EU tax treaties deprive developing countries of rights and revenue – Matt Carthy MEP
Sinn Féin MEP Matt Carthy has launched a new report examining the impact of EU Member states’ tax treaties with developing countries. The study was commission by Carthy together with other MEPs from the European United Left group in the European Parliament. It was carried out by Martin Hearson, a fellow at the London School of Economics.
Carthy announced the report in a hearing of the Parliament’s TAX3 special committee on financial crimes, tax evasion and tax avoidance today in Brussels.
The Sinn Féin MEP said: “Tax avoidance is often facilitated by bilateral tax treaties, but even more important is the fact that these treaties reduce the taxing rights of developing countries, which results in significantly lowering the amount of revenue these countries can raise.
“The report we are publishing today analyses why the vast majority of double tax treaties are biased in favour of the EU member states whilst depriving developing countries of their taxing rights and much-needed revenue.
“Tax treaties place too much emphasis on the taxing rights of the countries of residence of multinational companies, imposing too many restrictions on the countries that are the source of those companies’ income, often developing countries.
“The EU’s stated desire to alleviate poverty in developing countries is undermined by unfair tax treaties, which usually favour EU member states – directly contravening Article 208 of the EU treaty.
“This study finds that EU member states impose more restrictions on their source taxing rights with developing countries than with other OECD countries.
“The Permanent Establishment threshold, above which developing countries can tax foreign companies’ profits generated in their borders, is getting much lower in tax treaties signed among developing countries, and a gap is opening up between these treaties and those signed with EU countries.

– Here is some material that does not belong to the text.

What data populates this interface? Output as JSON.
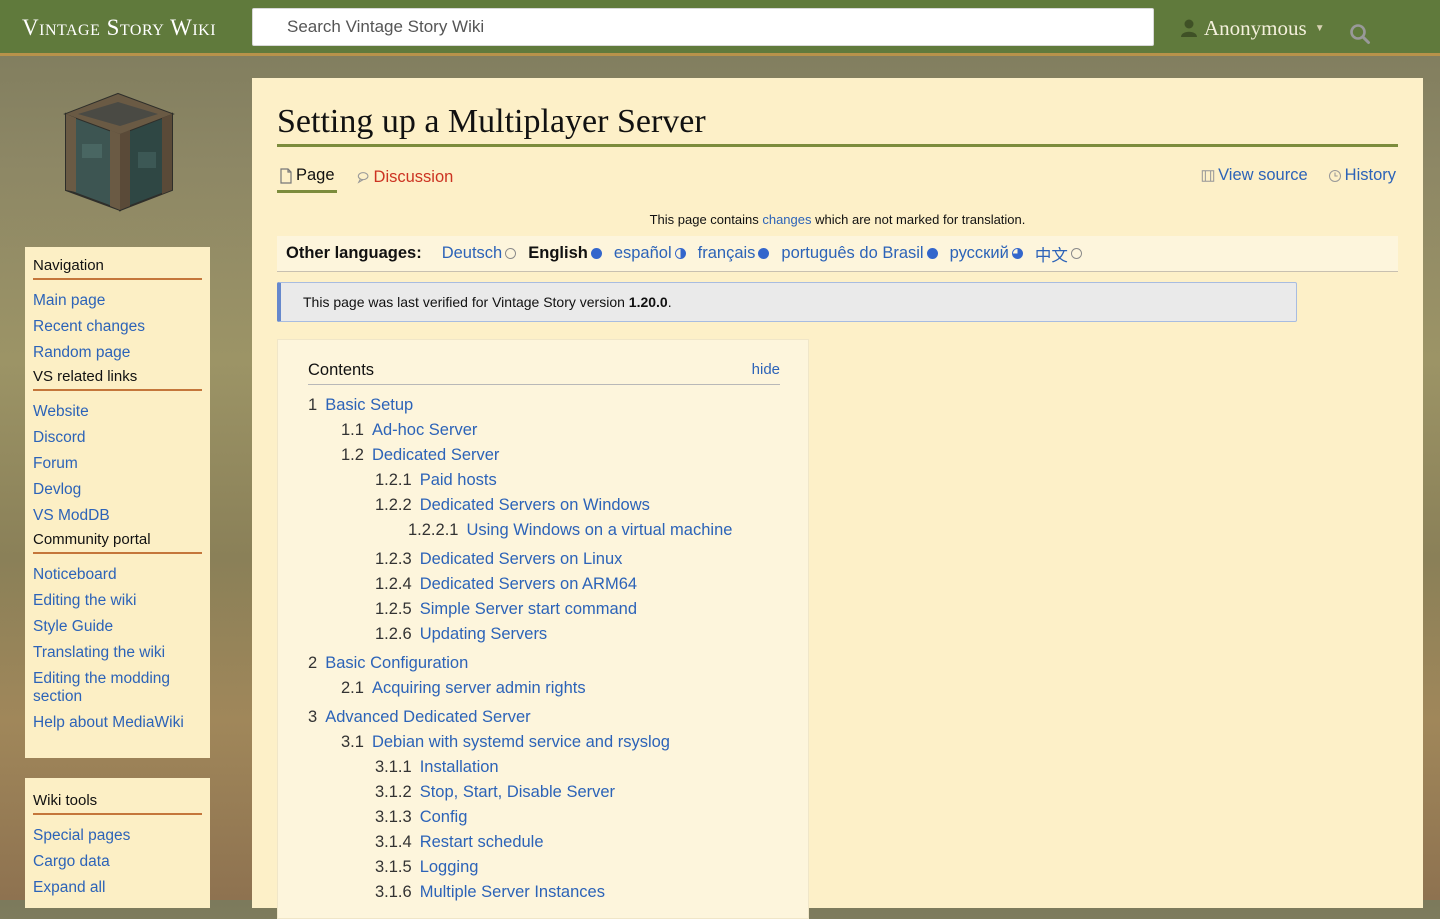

“This report finds that the EU plays a dominant role in setting the global agenda for international taxation when negotiating bilateral treaties. More than half of the tax treaties in place across the world, and 40 percent of those with developing countries, have an EU member state as signatory.
“Developing countries are powerless in signing away their taxing rights during negotiations with EU member states, and in the process, with multinationals.
“The study makes several important recommendations, which I will be following up through the TAX3 committee when we produce our recommendations, and also directly with the Irish government.” ENDS
Note to editors:
The report, The EU’s Tax Treaties with Developing Countries – Leading By Example?, is available to download at the following link: http://www.guengl.eu/uploads/publications-documents/LeadingByExample.pdf